(Component data from apps and pages)

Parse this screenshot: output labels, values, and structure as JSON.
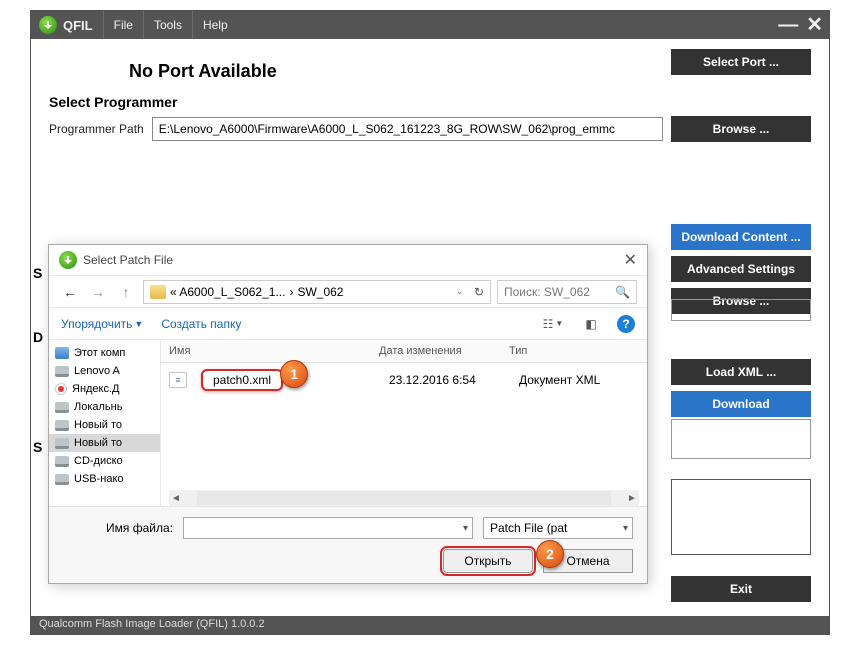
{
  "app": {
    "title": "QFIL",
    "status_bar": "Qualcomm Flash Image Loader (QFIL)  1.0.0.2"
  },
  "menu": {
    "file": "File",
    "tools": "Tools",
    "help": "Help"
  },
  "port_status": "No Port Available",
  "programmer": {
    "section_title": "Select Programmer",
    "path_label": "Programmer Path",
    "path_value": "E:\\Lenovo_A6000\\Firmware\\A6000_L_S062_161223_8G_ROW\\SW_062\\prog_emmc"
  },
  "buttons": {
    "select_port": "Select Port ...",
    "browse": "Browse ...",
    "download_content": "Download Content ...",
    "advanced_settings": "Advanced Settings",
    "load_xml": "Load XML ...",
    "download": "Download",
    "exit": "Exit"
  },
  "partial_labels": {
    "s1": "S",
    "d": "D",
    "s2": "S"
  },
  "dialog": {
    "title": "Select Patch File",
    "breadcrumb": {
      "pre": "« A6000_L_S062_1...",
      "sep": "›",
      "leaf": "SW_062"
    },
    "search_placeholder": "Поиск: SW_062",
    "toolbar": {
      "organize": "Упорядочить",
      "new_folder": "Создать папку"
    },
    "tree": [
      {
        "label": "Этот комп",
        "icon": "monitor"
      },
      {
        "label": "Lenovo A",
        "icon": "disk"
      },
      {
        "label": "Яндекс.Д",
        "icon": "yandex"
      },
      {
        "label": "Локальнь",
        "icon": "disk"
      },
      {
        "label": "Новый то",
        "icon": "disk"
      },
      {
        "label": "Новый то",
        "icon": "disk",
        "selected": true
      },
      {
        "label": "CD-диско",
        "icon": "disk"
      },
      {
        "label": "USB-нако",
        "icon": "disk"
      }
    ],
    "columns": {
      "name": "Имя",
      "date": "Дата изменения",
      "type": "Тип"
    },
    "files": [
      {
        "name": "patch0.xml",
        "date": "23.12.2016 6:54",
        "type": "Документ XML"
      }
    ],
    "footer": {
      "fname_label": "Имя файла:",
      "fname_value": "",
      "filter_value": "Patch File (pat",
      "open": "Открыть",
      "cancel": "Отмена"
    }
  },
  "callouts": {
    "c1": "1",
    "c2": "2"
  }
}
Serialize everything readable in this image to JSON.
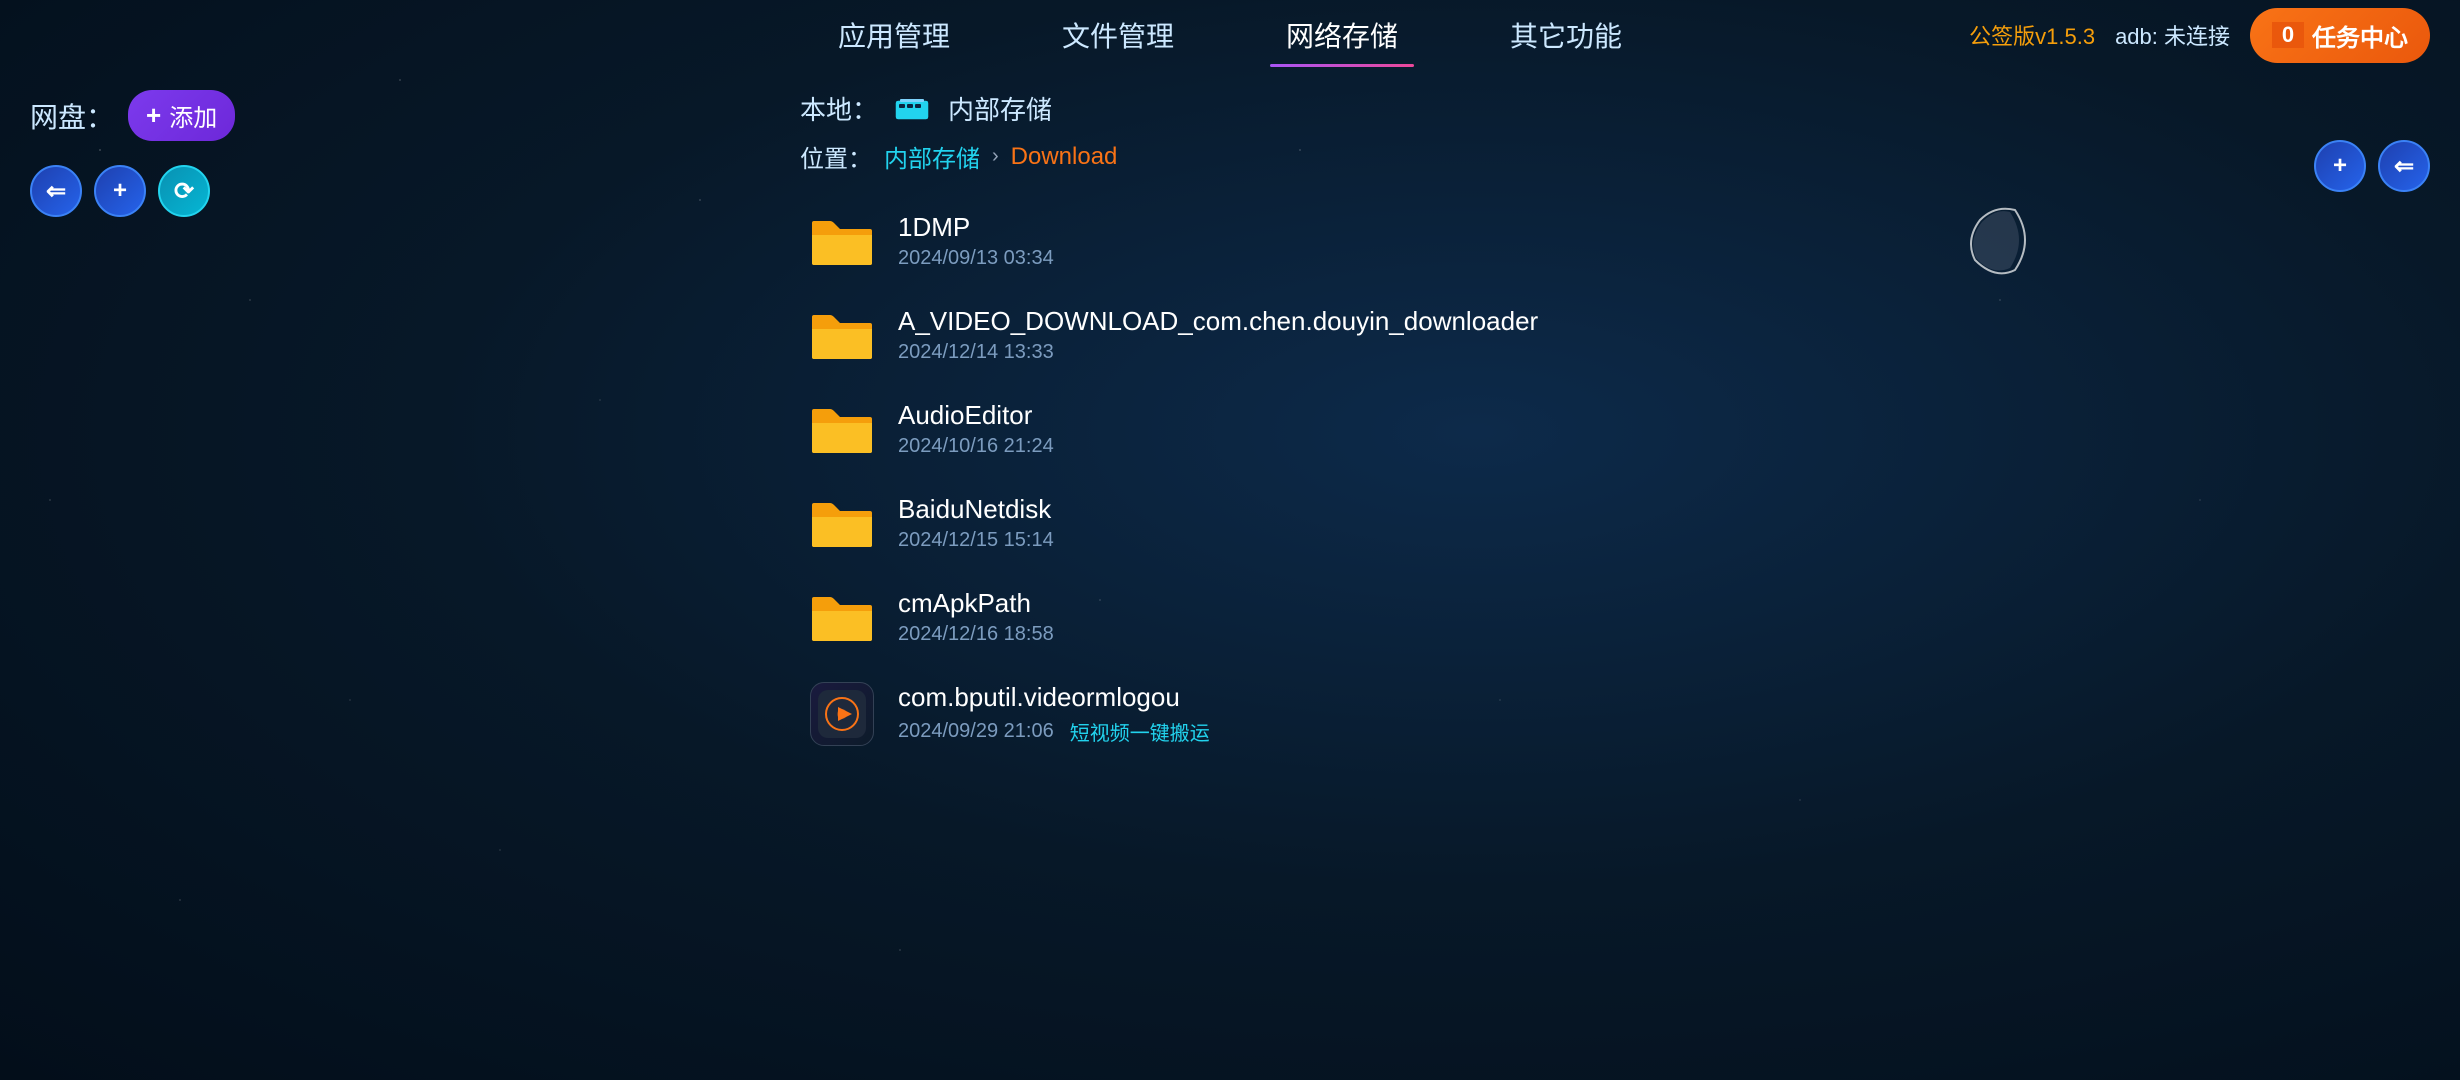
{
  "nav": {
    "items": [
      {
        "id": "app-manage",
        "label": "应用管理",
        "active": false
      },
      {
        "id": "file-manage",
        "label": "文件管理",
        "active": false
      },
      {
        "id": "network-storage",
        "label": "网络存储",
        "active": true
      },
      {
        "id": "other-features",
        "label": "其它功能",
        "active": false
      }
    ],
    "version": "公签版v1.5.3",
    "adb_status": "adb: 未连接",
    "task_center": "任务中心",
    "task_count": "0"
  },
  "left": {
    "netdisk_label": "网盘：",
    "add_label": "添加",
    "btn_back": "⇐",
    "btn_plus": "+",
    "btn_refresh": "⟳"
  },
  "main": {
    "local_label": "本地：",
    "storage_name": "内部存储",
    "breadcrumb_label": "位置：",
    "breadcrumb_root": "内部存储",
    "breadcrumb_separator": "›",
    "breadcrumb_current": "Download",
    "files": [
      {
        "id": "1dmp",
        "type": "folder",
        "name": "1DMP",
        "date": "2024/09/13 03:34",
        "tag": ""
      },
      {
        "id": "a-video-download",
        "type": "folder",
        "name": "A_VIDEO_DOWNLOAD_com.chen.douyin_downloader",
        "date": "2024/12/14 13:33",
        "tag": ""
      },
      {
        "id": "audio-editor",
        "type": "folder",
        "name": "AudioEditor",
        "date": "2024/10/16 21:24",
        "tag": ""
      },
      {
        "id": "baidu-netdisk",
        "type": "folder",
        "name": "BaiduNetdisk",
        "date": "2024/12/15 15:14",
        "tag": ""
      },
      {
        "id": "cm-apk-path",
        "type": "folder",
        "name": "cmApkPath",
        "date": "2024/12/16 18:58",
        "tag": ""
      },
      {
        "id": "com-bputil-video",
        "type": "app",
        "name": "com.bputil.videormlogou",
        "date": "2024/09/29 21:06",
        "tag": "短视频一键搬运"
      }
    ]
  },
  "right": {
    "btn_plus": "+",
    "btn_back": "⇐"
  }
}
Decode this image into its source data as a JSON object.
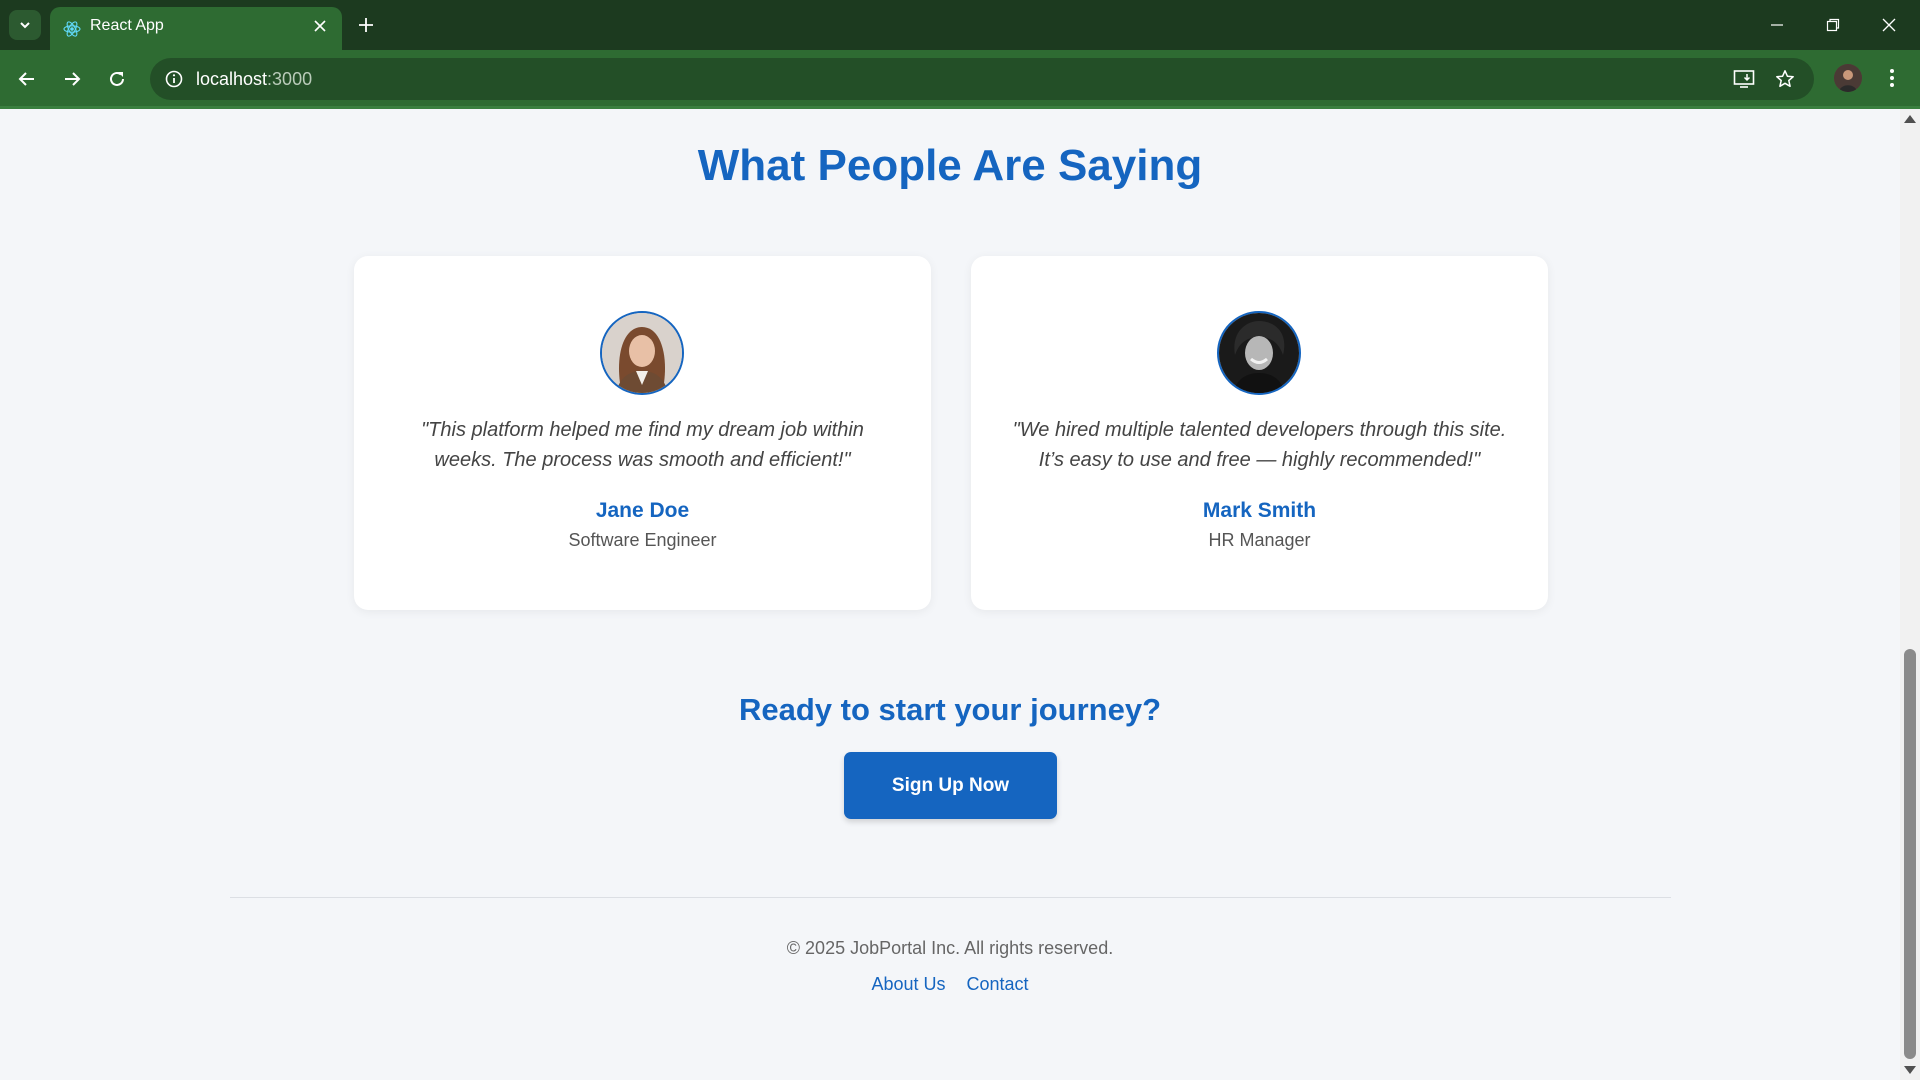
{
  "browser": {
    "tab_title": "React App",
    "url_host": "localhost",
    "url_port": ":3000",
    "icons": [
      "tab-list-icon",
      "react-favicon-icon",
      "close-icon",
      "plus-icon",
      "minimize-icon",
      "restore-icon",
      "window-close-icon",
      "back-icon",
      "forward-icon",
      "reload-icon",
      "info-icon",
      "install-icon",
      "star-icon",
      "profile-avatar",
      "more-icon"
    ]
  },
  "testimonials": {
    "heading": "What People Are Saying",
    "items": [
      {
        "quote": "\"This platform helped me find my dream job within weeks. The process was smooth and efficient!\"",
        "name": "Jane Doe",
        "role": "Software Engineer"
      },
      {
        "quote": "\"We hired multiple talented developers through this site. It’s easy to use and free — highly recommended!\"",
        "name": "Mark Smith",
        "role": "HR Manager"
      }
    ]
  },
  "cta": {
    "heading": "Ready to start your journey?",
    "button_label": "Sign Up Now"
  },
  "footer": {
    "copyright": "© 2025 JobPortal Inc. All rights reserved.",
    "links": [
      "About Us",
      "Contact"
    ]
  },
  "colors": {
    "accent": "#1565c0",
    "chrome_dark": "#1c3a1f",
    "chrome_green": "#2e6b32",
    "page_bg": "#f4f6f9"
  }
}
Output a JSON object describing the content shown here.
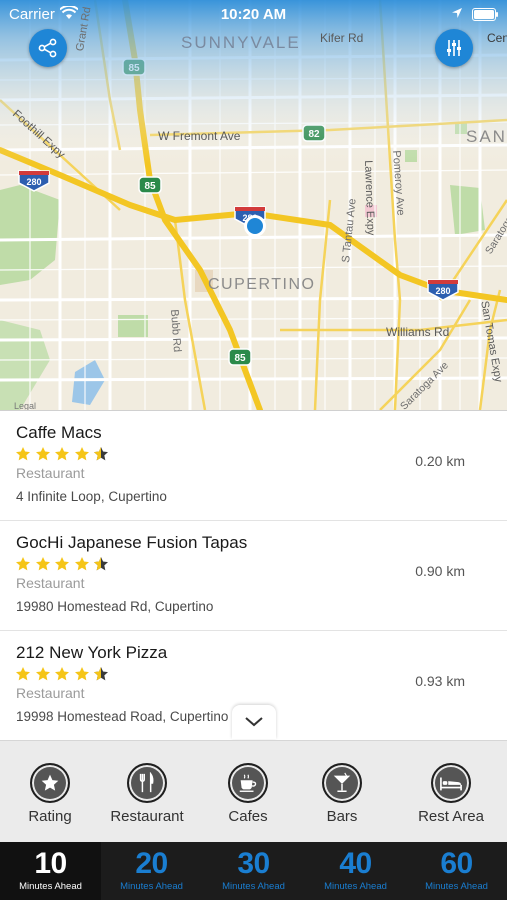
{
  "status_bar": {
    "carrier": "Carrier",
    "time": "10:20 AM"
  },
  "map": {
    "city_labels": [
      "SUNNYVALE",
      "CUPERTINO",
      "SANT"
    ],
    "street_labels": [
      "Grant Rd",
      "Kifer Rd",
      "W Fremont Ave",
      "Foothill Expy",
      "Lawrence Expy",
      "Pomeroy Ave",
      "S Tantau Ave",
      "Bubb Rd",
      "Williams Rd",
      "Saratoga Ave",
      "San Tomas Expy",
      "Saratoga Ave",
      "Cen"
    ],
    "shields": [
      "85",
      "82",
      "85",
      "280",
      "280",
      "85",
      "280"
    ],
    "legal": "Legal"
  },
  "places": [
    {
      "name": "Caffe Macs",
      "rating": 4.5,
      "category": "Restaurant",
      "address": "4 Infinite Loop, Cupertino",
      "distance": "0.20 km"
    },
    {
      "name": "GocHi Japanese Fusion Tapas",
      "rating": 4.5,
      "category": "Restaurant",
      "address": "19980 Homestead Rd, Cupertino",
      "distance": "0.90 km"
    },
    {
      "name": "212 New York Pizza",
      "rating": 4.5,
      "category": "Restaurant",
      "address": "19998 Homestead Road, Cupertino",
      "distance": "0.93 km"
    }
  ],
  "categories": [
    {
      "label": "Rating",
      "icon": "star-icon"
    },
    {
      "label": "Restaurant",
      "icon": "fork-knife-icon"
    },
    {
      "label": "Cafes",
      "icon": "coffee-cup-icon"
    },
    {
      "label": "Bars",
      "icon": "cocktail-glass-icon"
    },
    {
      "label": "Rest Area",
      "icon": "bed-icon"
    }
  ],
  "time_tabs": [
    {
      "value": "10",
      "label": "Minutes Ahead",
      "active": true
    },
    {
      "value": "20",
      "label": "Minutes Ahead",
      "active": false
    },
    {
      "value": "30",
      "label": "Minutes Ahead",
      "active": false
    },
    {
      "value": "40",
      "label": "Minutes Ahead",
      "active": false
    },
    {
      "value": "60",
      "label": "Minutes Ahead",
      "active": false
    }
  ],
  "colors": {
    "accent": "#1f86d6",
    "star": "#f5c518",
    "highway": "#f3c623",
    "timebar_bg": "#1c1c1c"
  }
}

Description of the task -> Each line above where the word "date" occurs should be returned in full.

Your solution ->
      "date": "Дата изменения",
        "date": "23.12.2016 6:54",
        "date": "2024/09/13 03:34",
        "date": "2024/12/14 13:33",
        "date": "2024/10/16 21:24",
        "date": "2024/12/15 15:14",
        "date": "2024/12/16 18:58",
        "date": "2024/09/29 21:06",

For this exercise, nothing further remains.